Problem statement: Scan the records for the string "Embarcadero", then copy each line that has it.
..........
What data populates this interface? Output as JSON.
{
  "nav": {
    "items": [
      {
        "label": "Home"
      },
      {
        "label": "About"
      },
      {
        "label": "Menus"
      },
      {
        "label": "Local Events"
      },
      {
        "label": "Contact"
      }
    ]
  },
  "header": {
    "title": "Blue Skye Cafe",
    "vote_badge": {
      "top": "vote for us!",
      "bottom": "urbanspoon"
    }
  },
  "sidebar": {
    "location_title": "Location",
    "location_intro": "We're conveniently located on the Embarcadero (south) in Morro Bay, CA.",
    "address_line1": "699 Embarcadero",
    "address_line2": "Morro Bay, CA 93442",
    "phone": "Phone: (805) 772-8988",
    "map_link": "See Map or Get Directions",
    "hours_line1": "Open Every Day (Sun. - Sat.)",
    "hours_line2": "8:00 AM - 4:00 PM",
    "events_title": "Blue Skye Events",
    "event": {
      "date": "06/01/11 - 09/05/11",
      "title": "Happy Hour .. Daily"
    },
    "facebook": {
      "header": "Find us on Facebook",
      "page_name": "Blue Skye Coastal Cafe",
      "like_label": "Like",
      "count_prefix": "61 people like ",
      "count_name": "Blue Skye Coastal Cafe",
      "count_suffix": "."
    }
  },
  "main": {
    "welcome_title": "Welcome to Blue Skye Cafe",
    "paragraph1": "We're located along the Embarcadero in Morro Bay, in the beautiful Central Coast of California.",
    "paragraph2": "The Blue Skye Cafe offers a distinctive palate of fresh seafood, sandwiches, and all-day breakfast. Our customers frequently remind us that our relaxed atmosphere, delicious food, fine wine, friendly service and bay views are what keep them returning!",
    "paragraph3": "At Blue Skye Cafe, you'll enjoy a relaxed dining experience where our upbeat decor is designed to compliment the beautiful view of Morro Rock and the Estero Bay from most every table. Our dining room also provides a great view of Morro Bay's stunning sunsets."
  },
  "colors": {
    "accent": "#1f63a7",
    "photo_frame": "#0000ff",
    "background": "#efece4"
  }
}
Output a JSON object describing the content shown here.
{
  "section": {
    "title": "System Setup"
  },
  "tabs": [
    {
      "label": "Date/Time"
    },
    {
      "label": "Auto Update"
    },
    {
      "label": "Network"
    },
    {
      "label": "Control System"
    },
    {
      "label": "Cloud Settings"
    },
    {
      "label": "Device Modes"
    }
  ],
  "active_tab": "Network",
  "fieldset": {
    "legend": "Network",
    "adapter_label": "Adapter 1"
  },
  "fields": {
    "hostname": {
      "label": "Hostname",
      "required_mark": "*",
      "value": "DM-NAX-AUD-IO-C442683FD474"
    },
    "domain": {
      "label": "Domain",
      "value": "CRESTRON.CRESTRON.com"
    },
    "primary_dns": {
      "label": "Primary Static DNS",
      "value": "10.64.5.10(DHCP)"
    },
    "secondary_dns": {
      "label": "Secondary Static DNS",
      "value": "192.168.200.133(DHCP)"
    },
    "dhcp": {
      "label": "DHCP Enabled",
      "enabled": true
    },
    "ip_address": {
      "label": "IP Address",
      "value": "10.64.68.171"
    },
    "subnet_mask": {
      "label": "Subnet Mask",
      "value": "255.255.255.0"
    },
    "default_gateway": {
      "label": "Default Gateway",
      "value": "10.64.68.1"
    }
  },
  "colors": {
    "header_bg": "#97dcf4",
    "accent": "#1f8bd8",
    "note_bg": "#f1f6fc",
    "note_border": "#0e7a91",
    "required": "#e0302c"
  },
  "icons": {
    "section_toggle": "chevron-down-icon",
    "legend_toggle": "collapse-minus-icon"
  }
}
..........
Answer for this exercise:
    "location_intro": "We're conveniently located on the Embarcadero (south) in Morro Bay, CA.",
    "address_line1": "699 Embarcadero",
    "paragraph1": "We're located along the Embarcadero in Morro Bay, in the beautiful Central Coast of California.",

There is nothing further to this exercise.